Residents Ed Roche and David Current have concerns about a fuel tank they believe is still buried on the property, and about access to nearby Gyger Court. The plans show Discovery Builders plan to move a fence to the edge of the property line, which would narrow the court and possibly block fire engines from entering, they said.
"They are not going to blend with the neighborhood. That's the bottom line," said Roche.
The neighborhood on Olive Drive is off Ayers Road, and was once home to ranches. Most of the ranch-style homes there today were built in the 1950s, but some date back as far as 1937. The family of barn owls has been spotted as far back as the 1950s, when the windmill habitat was first built.
Dennis Almond, 60, said his 28-year-old grew up with the owls and used to study the bones in the owls' pellets. Bob Vitrano, 63, said the owls have emerged from the habitat at the same time every night.
"You can set your clock (by) it," said Vitrano, who has lived on Olive Drive for 30 years. "Go in your backyard and here comes the owl, generation after generation. So it's really sad."
The city is planning on hosting a meeting between neighbors and Jackie Seeno next month before a Design Review Board meeting on the project on March 14.
For now, Stillwell and Jones have erected an owl nesting box in their front yard. They say the two owls, which they named Luna and Orion recently moved in.
"I'm really glad they moved in there," Stillwell said. "They were devastated."

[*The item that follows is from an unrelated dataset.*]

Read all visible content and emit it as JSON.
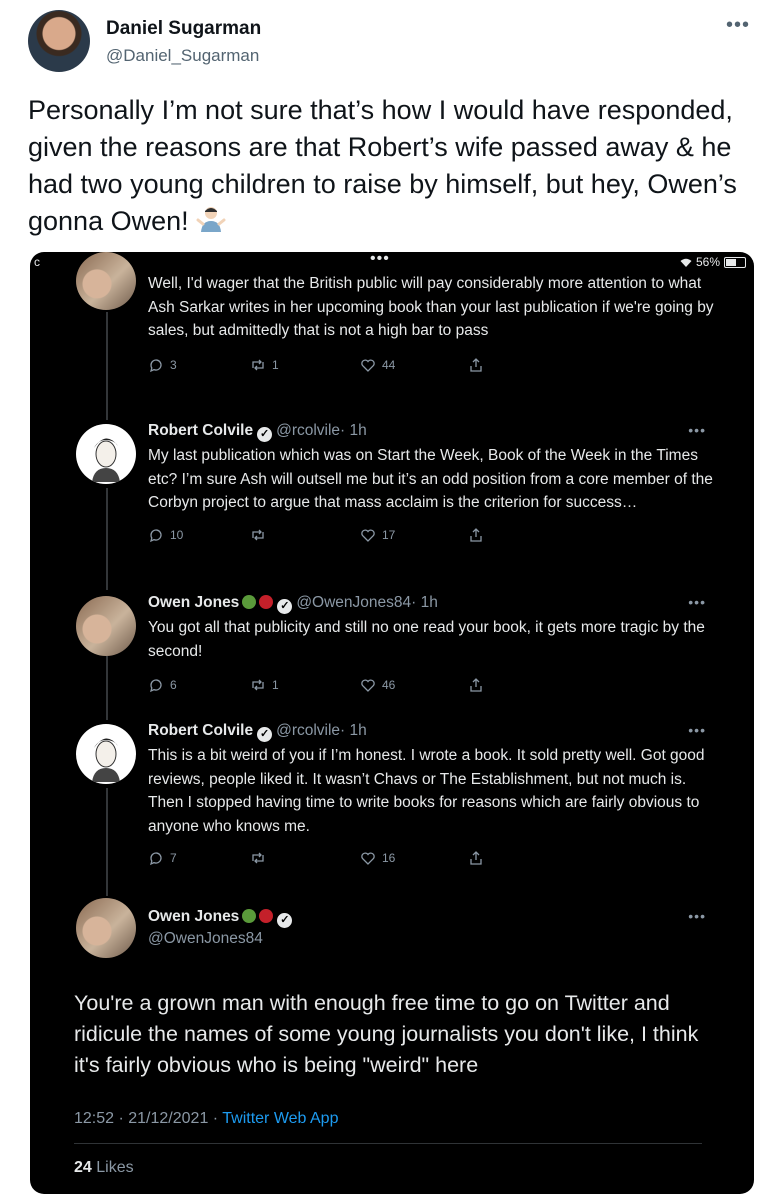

David DeBolt covers Concord and Clayton. Contact him at 925-943-8048. Follow him at Twitter.com/daviddebolt.